▶ ASSIGNMENT: For the listing below, give the number of lines that contain the word "Configure" and no other text.

▶ DATASET EXCERPTS:
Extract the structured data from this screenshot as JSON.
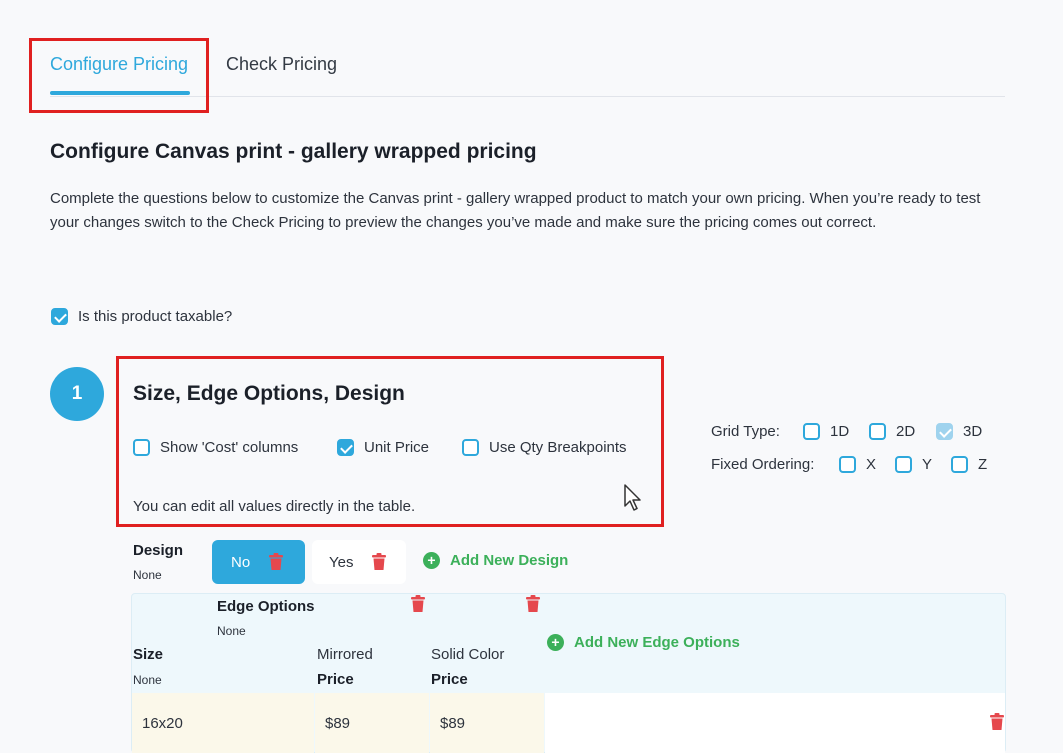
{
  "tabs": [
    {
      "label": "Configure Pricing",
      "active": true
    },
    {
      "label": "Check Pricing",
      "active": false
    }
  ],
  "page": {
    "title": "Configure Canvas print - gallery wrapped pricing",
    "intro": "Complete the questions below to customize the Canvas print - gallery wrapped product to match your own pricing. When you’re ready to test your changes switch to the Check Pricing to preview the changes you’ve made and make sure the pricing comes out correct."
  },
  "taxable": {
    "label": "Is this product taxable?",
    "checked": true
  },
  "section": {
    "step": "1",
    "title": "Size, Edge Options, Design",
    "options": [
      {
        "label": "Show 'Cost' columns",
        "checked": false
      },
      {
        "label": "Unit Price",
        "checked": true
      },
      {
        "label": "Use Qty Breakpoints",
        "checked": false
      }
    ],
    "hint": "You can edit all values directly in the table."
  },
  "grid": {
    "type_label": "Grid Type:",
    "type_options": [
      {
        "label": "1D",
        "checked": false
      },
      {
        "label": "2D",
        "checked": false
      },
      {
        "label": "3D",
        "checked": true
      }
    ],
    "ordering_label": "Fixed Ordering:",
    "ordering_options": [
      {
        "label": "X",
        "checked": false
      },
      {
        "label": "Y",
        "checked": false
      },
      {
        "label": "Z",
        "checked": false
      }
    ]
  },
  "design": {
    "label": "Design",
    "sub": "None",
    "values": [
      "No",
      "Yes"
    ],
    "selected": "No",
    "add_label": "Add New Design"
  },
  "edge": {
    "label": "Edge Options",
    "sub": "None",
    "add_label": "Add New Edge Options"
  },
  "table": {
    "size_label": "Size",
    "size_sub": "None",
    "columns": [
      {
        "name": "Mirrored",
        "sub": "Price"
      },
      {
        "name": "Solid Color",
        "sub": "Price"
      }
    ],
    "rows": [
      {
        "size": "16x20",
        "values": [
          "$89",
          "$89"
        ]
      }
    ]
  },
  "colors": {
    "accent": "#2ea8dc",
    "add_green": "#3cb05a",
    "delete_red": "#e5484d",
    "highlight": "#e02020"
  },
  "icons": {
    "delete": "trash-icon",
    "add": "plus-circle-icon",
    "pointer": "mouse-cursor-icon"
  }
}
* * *
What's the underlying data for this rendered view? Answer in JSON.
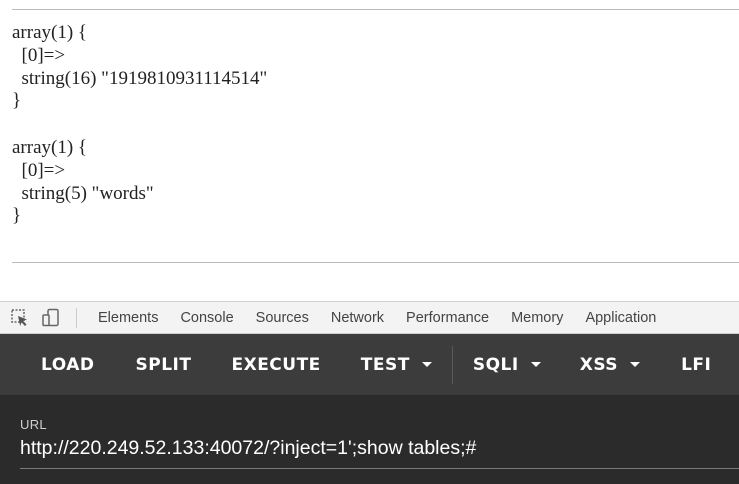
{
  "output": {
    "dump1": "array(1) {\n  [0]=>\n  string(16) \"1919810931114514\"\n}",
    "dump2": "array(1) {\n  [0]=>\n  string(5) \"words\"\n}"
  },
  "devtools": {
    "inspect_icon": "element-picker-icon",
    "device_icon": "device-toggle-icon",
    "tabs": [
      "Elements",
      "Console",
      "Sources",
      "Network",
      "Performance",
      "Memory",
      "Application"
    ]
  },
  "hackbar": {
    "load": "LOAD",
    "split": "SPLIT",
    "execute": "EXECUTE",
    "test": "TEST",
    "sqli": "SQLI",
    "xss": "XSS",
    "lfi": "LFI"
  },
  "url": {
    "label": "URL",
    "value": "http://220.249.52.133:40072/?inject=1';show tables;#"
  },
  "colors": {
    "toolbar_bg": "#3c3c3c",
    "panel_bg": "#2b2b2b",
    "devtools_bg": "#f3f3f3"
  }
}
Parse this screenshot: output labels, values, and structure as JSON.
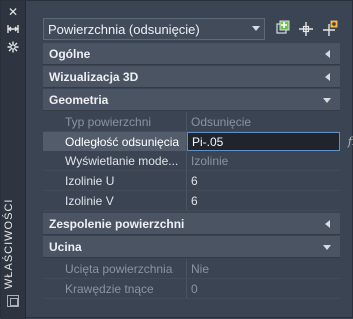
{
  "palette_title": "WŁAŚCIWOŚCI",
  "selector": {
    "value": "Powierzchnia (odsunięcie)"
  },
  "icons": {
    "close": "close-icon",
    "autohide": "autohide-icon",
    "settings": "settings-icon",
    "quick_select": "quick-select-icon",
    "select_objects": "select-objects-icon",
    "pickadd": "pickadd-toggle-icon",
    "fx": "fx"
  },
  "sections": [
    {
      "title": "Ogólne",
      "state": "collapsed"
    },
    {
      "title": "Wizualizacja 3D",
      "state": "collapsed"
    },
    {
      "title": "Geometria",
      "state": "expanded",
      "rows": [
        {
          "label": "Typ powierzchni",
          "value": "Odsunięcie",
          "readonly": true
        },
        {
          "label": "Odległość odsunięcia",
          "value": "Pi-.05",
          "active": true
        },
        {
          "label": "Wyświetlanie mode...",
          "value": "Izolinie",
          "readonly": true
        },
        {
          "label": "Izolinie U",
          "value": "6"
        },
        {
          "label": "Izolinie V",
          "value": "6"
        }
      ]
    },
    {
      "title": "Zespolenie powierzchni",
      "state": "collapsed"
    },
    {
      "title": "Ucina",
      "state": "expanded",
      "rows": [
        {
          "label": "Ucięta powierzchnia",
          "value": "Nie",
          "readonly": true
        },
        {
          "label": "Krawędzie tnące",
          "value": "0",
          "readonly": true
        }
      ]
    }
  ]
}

▶ ANSWER SECTION: 2